## Dataset
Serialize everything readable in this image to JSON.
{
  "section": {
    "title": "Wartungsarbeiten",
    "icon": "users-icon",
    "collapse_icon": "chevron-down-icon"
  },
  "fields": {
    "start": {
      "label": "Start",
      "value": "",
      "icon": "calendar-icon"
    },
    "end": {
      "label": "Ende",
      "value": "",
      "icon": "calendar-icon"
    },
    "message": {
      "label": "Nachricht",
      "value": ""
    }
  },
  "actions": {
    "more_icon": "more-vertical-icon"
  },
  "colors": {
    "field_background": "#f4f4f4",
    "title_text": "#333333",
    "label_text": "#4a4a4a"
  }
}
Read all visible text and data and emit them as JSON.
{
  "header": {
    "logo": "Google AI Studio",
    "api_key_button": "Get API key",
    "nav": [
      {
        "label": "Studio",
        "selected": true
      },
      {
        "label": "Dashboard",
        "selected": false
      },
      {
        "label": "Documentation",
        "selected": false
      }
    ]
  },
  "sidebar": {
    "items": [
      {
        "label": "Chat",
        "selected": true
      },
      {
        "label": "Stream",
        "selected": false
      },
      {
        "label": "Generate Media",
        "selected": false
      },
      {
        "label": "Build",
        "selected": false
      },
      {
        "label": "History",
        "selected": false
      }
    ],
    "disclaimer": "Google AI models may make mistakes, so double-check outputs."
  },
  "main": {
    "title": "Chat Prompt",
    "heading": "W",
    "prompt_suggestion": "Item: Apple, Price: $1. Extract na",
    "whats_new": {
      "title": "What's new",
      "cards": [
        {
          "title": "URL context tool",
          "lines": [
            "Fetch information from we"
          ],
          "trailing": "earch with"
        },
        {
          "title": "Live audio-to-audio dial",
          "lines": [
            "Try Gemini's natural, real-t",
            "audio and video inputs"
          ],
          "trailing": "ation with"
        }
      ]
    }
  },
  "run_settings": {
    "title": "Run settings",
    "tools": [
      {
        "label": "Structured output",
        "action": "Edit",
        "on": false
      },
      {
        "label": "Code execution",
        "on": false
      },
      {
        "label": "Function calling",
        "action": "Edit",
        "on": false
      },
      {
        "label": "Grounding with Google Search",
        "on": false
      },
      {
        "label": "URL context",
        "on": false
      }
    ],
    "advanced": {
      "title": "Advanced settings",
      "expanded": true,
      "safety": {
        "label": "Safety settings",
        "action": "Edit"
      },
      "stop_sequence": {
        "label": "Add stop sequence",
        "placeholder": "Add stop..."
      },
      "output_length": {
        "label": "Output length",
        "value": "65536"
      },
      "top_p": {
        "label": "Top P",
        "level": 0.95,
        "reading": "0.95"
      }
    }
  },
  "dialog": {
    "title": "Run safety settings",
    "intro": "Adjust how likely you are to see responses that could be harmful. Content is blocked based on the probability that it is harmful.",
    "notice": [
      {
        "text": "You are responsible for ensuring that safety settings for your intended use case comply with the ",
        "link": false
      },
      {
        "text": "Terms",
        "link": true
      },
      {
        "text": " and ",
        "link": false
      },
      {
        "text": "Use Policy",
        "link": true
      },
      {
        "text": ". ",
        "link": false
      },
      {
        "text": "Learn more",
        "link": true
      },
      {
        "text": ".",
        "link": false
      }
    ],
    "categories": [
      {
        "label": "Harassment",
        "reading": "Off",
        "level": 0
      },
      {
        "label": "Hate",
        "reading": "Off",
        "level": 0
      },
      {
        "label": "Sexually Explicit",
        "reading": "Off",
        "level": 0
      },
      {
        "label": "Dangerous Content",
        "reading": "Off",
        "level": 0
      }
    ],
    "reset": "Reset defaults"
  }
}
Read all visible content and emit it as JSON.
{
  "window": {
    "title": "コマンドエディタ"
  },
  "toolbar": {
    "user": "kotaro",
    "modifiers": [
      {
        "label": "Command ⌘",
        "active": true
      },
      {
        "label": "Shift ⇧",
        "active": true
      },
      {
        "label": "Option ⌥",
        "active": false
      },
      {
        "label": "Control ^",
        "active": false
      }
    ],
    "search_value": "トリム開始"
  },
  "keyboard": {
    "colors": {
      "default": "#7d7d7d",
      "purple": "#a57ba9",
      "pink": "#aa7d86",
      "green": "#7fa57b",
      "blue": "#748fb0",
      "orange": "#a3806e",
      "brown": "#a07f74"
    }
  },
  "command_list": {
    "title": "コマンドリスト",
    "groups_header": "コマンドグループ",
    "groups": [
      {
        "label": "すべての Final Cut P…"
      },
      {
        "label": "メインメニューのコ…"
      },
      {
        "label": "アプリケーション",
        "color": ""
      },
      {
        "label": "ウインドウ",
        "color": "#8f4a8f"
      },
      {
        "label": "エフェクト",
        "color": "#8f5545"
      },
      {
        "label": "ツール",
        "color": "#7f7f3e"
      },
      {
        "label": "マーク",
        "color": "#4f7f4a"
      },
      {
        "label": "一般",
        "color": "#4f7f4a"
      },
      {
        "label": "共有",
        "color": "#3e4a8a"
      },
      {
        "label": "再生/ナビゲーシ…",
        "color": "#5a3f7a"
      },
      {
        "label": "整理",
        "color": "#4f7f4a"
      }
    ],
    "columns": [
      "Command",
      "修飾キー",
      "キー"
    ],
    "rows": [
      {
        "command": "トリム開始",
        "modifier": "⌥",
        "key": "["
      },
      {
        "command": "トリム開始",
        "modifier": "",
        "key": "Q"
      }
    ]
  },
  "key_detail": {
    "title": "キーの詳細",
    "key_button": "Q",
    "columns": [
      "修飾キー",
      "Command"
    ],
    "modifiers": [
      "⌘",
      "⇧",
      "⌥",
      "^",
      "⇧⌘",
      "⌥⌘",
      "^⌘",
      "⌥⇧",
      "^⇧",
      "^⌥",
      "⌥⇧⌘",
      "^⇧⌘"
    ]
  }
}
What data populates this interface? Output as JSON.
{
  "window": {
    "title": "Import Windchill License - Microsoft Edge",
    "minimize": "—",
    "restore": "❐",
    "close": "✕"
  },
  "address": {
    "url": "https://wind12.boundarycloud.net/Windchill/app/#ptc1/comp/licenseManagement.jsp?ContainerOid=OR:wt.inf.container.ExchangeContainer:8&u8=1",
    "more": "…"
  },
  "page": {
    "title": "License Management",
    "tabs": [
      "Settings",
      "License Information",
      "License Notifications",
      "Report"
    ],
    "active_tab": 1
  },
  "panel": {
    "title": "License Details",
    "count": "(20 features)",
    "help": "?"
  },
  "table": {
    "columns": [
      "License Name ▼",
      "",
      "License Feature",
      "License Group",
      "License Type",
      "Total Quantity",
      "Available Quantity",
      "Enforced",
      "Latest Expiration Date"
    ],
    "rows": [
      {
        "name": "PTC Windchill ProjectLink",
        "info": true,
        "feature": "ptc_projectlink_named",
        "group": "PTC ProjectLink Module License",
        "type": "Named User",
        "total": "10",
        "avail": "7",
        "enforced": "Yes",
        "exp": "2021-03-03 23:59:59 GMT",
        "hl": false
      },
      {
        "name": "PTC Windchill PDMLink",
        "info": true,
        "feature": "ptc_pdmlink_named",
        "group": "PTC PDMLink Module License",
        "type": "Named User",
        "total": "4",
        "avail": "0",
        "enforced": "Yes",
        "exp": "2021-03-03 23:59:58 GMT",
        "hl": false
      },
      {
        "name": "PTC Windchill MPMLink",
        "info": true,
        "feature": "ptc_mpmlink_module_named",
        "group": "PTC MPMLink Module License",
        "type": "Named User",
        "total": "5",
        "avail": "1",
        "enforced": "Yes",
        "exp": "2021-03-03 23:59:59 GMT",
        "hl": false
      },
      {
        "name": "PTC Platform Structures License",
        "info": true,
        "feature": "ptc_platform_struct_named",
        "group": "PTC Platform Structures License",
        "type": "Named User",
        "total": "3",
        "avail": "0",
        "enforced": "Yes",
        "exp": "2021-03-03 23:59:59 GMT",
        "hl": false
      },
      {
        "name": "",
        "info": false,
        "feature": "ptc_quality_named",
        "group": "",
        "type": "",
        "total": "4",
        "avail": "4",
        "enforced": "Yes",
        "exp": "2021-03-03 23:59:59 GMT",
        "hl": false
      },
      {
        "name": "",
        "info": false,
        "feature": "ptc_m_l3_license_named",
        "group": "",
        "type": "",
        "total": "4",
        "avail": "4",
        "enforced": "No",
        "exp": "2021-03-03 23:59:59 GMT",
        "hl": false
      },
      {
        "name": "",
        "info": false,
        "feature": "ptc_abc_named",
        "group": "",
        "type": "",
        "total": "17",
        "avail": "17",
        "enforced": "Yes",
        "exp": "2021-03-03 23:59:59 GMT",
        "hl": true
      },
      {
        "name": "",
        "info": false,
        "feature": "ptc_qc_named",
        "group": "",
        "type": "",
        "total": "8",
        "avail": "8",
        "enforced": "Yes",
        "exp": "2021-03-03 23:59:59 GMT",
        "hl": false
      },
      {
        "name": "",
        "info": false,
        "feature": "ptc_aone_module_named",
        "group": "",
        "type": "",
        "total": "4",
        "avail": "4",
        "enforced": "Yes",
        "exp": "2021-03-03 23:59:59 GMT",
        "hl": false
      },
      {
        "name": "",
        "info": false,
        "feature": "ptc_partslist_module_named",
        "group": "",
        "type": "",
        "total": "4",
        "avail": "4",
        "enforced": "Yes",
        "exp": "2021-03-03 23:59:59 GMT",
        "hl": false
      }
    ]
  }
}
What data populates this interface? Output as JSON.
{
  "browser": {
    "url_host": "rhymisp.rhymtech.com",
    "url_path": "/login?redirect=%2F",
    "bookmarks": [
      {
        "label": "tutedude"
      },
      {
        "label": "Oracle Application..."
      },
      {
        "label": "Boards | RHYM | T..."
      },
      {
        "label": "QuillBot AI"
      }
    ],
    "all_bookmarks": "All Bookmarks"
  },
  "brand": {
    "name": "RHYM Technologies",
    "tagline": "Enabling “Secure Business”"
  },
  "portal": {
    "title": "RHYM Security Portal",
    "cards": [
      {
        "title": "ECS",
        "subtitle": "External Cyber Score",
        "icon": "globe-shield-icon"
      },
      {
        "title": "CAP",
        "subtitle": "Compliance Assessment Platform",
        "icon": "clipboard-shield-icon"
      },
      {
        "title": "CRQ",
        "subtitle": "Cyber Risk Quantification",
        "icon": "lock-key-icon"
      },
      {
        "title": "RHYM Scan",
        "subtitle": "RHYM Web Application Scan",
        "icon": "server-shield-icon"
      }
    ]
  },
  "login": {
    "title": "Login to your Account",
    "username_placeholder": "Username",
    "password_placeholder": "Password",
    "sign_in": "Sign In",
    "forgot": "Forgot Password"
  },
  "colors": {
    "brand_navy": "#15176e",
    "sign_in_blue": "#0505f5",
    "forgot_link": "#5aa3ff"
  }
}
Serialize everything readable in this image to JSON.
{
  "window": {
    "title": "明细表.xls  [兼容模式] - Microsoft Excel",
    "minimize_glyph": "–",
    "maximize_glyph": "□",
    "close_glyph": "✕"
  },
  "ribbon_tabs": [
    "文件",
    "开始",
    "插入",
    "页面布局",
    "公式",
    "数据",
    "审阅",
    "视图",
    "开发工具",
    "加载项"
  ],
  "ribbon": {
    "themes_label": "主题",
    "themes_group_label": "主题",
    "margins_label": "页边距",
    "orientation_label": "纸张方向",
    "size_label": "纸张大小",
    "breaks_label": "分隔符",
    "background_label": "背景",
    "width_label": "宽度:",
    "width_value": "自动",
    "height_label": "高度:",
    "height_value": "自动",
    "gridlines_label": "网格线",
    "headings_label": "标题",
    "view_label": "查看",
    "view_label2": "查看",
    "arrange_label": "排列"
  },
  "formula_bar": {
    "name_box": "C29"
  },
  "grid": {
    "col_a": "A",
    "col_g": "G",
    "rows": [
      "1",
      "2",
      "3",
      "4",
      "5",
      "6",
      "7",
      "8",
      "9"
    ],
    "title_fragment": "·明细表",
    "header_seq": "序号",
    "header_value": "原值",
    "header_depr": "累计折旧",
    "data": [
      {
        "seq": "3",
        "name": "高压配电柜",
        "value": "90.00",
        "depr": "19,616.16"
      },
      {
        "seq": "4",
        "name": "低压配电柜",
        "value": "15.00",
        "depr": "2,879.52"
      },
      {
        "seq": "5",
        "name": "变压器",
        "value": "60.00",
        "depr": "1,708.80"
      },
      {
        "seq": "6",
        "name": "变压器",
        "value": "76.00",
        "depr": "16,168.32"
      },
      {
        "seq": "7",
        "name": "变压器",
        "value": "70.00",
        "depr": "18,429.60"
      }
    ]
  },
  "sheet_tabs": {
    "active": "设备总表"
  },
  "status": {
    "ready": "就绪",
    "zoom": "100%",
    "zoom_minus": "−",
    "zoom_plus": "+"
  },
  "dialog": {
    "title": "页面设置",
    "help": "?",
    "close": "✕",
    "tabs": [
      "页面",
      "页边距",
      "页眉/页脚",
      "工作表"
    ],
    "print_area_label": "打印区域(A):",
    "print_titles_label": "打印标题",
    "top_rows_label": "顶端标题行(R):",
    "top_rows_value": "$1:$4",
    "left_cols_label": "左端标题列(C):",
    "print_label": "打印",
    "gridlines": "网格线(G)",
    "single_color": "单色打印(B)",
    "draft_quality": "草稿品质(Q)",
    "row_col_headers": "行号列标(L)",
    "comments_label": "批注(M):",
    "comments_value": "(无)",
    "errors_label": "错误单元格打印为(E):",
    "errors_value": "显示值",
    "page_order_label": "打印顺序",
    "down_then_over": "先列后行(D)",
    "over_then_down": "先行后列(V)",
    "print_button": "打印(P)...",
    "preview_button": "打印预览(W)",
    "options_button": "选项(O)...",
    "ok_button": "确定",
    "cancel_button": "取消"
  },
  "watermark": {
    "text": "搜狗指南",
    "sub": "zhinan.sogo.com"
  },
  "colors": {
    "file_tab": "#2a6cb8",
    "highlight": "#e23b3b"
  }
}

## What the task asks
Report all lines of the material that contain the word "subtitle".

## Result
        "subtitle": "External Cyber Score",
        "subtitle": "Compliance Assessment Platform",
        "subtitle": "Cyber Risk Quantification",
        "subtitle": "RHYM Web Application Scan",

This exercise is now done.